Finally, at the request of Republican Susan B. Anthony, Sen. A.A. Sargent — a Republican from California — introduced the 19th Amendment to grant women the right to vote. The amendment was voted down by a Democrat-controlled Senate.

When Republicans regained control of Congress in 1919, they passed the Equal Suffrage Amendment as one of their first orders of business.

It was a decades-long fight that Republicans saw through to the end.

Without Republican leadership and support, women would not have gained the right to vote when they did; in fact, perhaps they might not have gained it at all.

It is hard to tell exactly where Republicans lost control of the message that it was they — not Democrats — who were the champions of women. It was likely during Gloria Steinem’s “second-wave” feminism of the late 1960s and early 1970s.

Without Republicans fighting for women, there would be no Nancy Pelosi or Alexandria Ocasio-Cortez.

Any story about Women’s History Month that hails the record number of Democrat women in Congress — while failing to mention Republicans’ role in fighting for them — is not only biased, it is an incomplete history.

Jen Kerns (@JenKernsUSA) served as spokeswoman for the California Republican Party; spokeswoman for California’s Proposition 8, which went all the way to the U.S. Supreme Court; and as a Fox News writer for the 2016 U.S. presidential debates.
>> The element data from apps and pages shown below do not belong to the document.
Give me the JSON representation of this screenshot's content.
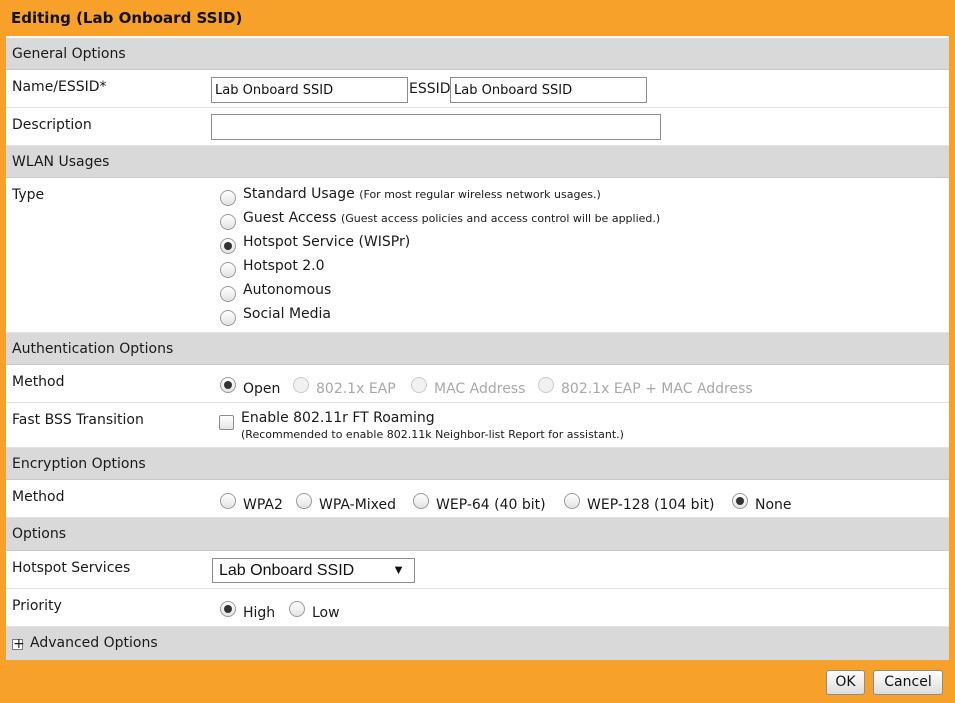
{
  "dialog": {
    "title": "Editing (Lab Onboard SSID)"
  },
  "sections": {
    "general": "General Options",
    "wlan": "WLAN Usages",
    "auth": "Authentication Options",
    "encryption": "Encryption Options",
    "options": "Options",
    "advanced": "Advanced Options"
  },
  "general": {
    "name_label": "Name/ESSID*",
    "name_value": "Lab Onboard SSID",
    "essid_label": "ESSID",
    "essid_value": "Lab Onboard SSID",
    "description_label": "Description",
    "description_value": ""
  },
  "wlan": {
    "type_label": "Type",
    "types": [
      {
        "label": "Standard Usage",
        "hint": "(For most regular wireless network usages.)",
        "selected": false
      },
      {
        "label": "Guest Access",
        "hint": "(Guest access policies and access control will be applied.)",
        "selected": false
      },
      {
        "label": "Hotspot Service (WISPr)",
        "hint": "",
        "selected": true
      },
      {
        "label": "Hotspot 2.0",
        "hint": "",
        "selected": false
      },
      {
        "label": "Autonomous",
        "hint": "",
        "selected": false
      },
      {
        "label": "Social Media",
        "hint": "",
        "selected": false
      }
    ]
  },
  "auth": {
    "method_label": "Method",
    "methods": [
      {
        "label": "Open",
        "selected": true,
        "disabled": false
      },
      {
        "label": "802.1x EAP",
        "selected": false,
        "disabled": true
      },
      {
        "label": "MAC Address",
        "selected": false,
        "disabled": true
      },
      {
        "label": "802.1x EAP + MAC Address",
        "selected": false,
        "disabled": true
      }
    ],
    "fast_bss_label": "Fast BSS Transition",
    "ft_roaming_label": "Enable 802.11r FT Roaming",
    "ft_roaming_checked": false,
    "ft_roaming_note": "(Recommended to enable 802.11k Neighbor-list Report for assistant.)"
  },
  "encryption": {
    "method_label": "Method",
    "methods": [
      {
        "label": "WPA2",
        "selected": false
      },
      {
        "label": "WPA-Mixed",
        "selected": false
      },
      {
        "label": "WEP-64 (40 bit)",
        "selected": false
      },
      {
        "label": "WEP-128 (104 bit)",
        "selected": false
      },
      {
        "label": "None",
        "selected": true
      }
    ]
  },
  "options": {
    "hotspot_label": "Hotspot Services",
    "hotspot_value": "Lab Onboard SSID",
    "priority_label": "Priority",
    "priorities": [
      {
        "label": "High",
        "selected": true
      },
      {
        "label": "Low",
        "selected": false
      }
    ]
  },
  "buttons": {
    "ok": "OK",
    "cancel": "Cancel"
  },
  "colors": {
    "frame": "#f7a12a",
    "section_bg": "#d9d9d9"
  }
}
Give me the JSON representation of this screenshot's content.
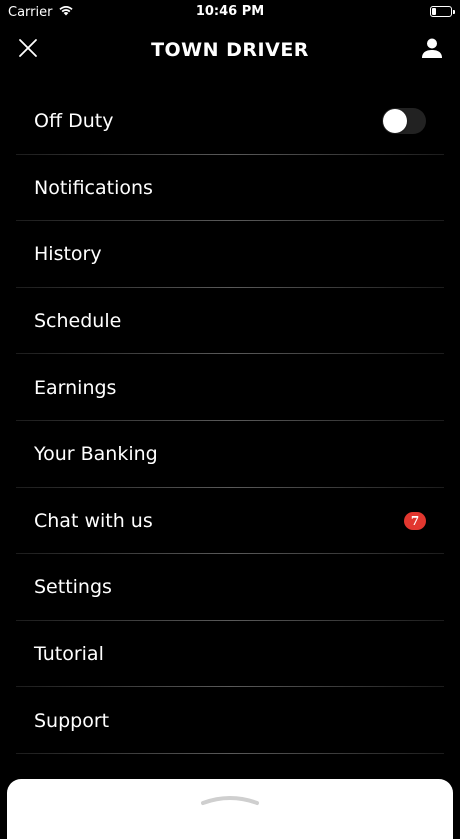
{
  "status_bar": {
    "carrier": "Carrier",
    "time": "10:46 PM",
    "battery_level": 0.25,
    "icons": [
      "wifi-icon",
      "battery-icon"
    ]
  },
  "header": {
    "title": "TOWN DRIVER",
    "close_icon": "close-icon",
    "profile_icon": "person-icon"
  },
  "menu": {
    "items": [
      {
        "label": "Off Duty",
        "toggle_on": false
      },
      {
        "label": "Notifications"
      },
      {
        "label": "History"
      },
      {
        "label": "Schedule"
      },
      {
        "label": "Earnings"
      },
      {
        "label": "Your Banking"
      },
      {
        "label": "Chat with us",
        "badge": "7"
      },
      {
        "label": "Settings"
      },
      {
        "label": "Tutorial"
      },
      {
        "label": "Support"
      }
    ]
  },
  "colors": {
    "background": "#000000",
    "text": "#ffffff",
    "badge": "#e2372f",
    "divider": "#5a5a5a",
    "sheet": "#ffffff"
  }
}
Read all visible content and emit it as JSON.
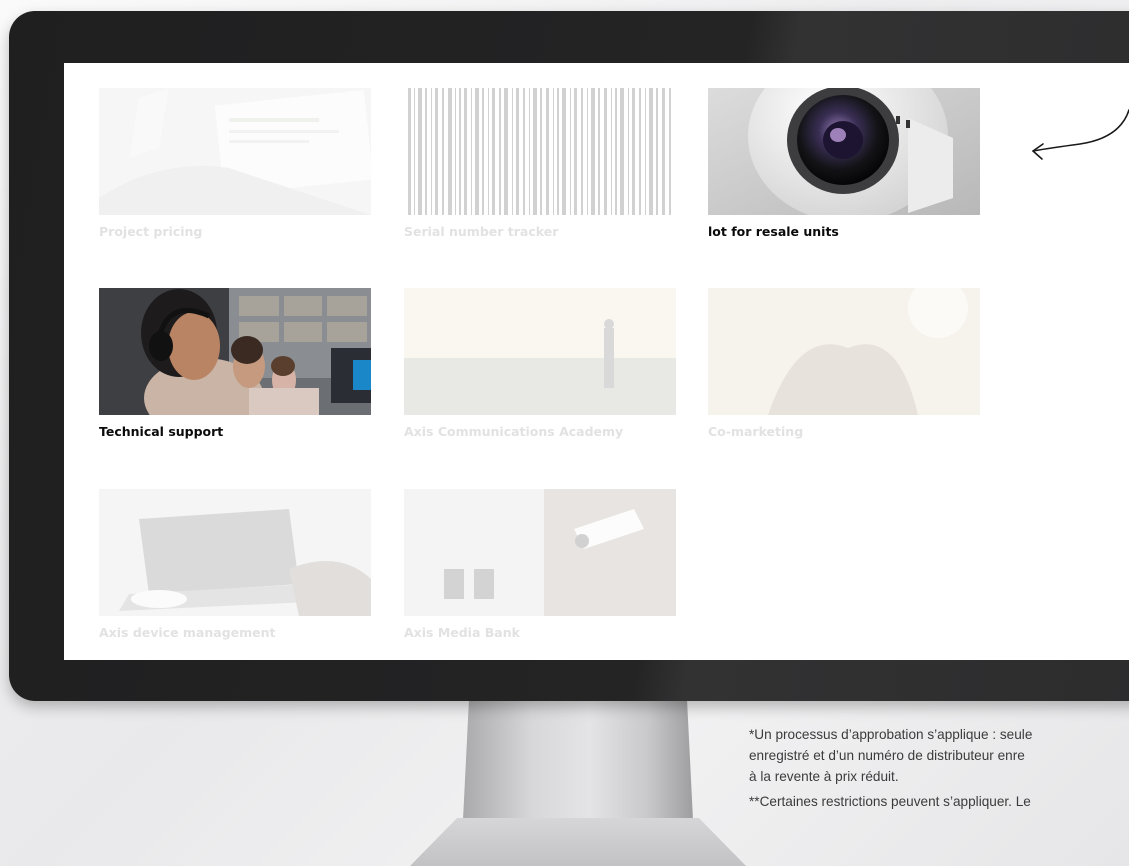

 The views and opinions expressed in this commentary are those of the author and do not reflect the official position of The Daily Caller.